Since I first discovered Proust in my early twenties, I’ve been a huge fan of his massive novel À la recherche du temps perdu (the English titles for the work are Remembrance of Things Past or in Search of Lost Time). I’ve read the novel many times, and have recently started reading it again.
Every now and then, there is a Proust wave: someone writes a new book about Proust, and this inspires book critics to suggest that people pick up the book. Or some author decides to (finally) read Proust, and writes about it. Hannah Gersen did that recently on The Millions. Her Proust Book Club was inspired by a new biography of the author, and by previous failed attempts to get through the long work.
In my late 20s, I finally made good on my promise and read Proust daily for about four months. […] But my enthusiasm must have waned, because I stopped reading somewhere in volume four. I don’t remember when I gave up, or why; I don’t even remember feeling bored with the project. Looking back through my journal entries from that year, it seems that a new iPod shuffle was the culprit. Maybe the weather also played a part. I began my grand rereading project in January, when it was cozy to stay indoors and read during my lunch hour. But then spring and my iPod arrived and I started to use my lunch break to go for walks set to a soundtrack of my own design. I have to wonder what albums could have been better than Proust. And at the same time, I think that Proust, who briefly subscribed to “Théâtrophone,” a service that allowed him to listen to live opera performances via telephone, would have understood the temptation.
Recently, in a Facebook group about Proust I belong to, someone posted that, for him, reading Proust was “a struggle.” I was surprised by this. As if this is not reading for pleasure, but out of some sense of duty. As if someone has assigned the novel as required reading.
Ms Gersen explains, in her article, that:
Almost everyone I know who has completed In Search of Lost Time (and to be clear, most of these “known” people are those who have written about the experience, not anyone I’ve met personally) did it slowly, reading just 10 to 20 pages a day, usually in the morning. At a pace of 10 pages a day, it will take me about a year and two months to finish, a period of time that doesn’t seem as long as it did 10 years ago.
This sort of New Year’s resolution approach seems to me the wrong way to read a great work of literature. In my experience, the only way to read Proust is just to read him, the same way you’d read any other author.
But there is a stumbling block when reading Proust: it’s his long, sinuous sentences.
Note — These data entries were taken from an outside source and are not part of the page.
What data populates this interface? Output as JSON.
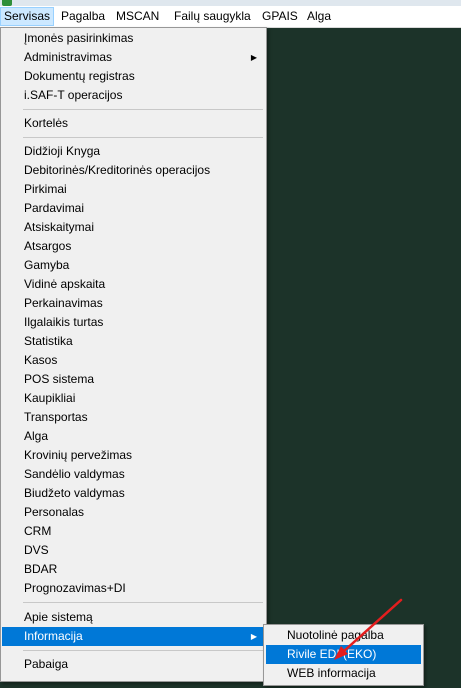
{
  "menubar": {
    "items": [
      "Servisas",
      "Pagalba",
      "MSCAN",
      "Failų saugykla",
      "GPAIS",
      "Alga"
    ]
  },
  "servisas_menu": {
    "group1": [
      "Įmonės pasirinkimas",
      "Administravimas",
      "Dokumentų registras",
      "i.SAF-T operacijos"
    ],
    "group2": [
      "Kortelės"
    ],
    "group3": [
      "Didžioji Knyga",
      "Debitorinės/Kreditorinės operacijos",
      "Pirkimai",
      "Pardavimai",
      "Atsiskaitymai",
      "Atsargos",
      "Gamyba",
      "Vidinė apskaita",
      "Perkainavimas",
      "Ilgalaikis turtas",
      "Statistika",
      "Kasos",
      "POS sistema",
      "Kaupikliai",
      "Transportas",
      "Alga",
      "Krovinių pervežimas",
      "Sandėlio valdymas",
      "Biudžeto valdymas",
      "Personalas",
      "CRM",
      "DVS",
      "BDAR",
      "Prognozavimas+DI"
    ],
    "group4": [
      "Apie sistemą",
      "Informacija"
    ],
    "group5": [
      "Pabaiga"
    ],
    "highlighted": "Informacija",
    "submenu_arrow": "▶"
  },
  "informacija_submenu": {
    "items": [
      "Nuotolinė pagalba",
      "Rivile EDI (EKO)",
      "WEB informacija"
    ],
    "highlighted": "Rivile EDI (EKO)"
  },
  "annotation": {
    "arrow_color": "#e41e1e"
  }
}
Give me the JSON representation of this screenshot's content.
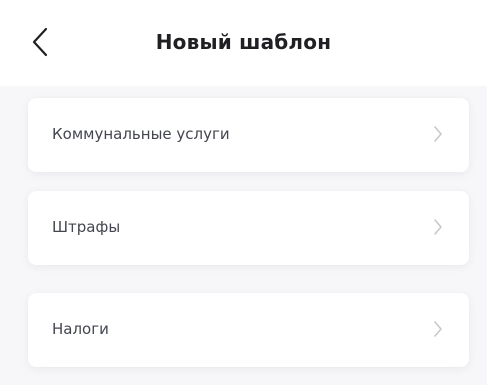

Many people find these difficult, and spend a lot of time reading them and re-reading them, mentally diagramming them to figure out what they mean.
I figured out the key to reading Proust some years ago, when listening to an audiobook version of the work in French. When you hear Proust’s sentences spoken, you realize that his style – which seems complex and modernist – is essentially a reproduction of spoken French. The digressions, the explanations, and the amplifications he piles on match the way people speak. If you can read Proust with this in mind, you can let the words flow, without them tripping you up. It may be more difficult in the English translations to follow these sentences, because no English translation really gets it right. But try reading Proust with this in mind, and you’ll get a better appreciation of the author’s fluid style.
The first time one reads Proust should be like writing a first draft of something; read to enjoy the text, to follow the plot, and don’t try and pick up every detail. You’ll have time to go back and read the novel again. (You’d be surprised how many people who do finish the novel read it again, maybe ten or twenty years later.) But, as you read, you’ll find elements that stand out, that are reflections of your own thoughts or experiences. Read the second installment of Ms Gersen’s Proust Book ClubThe View From Age 38 to see how she compares the narrator’s childhood memories to her own. Proust’s writing contains multitudes, and everyone can find resonance in this novel.
So read Proust, but don’t make it a chore. Enjoy the experience. If you see it as a struggle, then you probably shouldn’t read it. Reading should be a pleasure.
(Read other articles I’ve written about Marcel Proust. )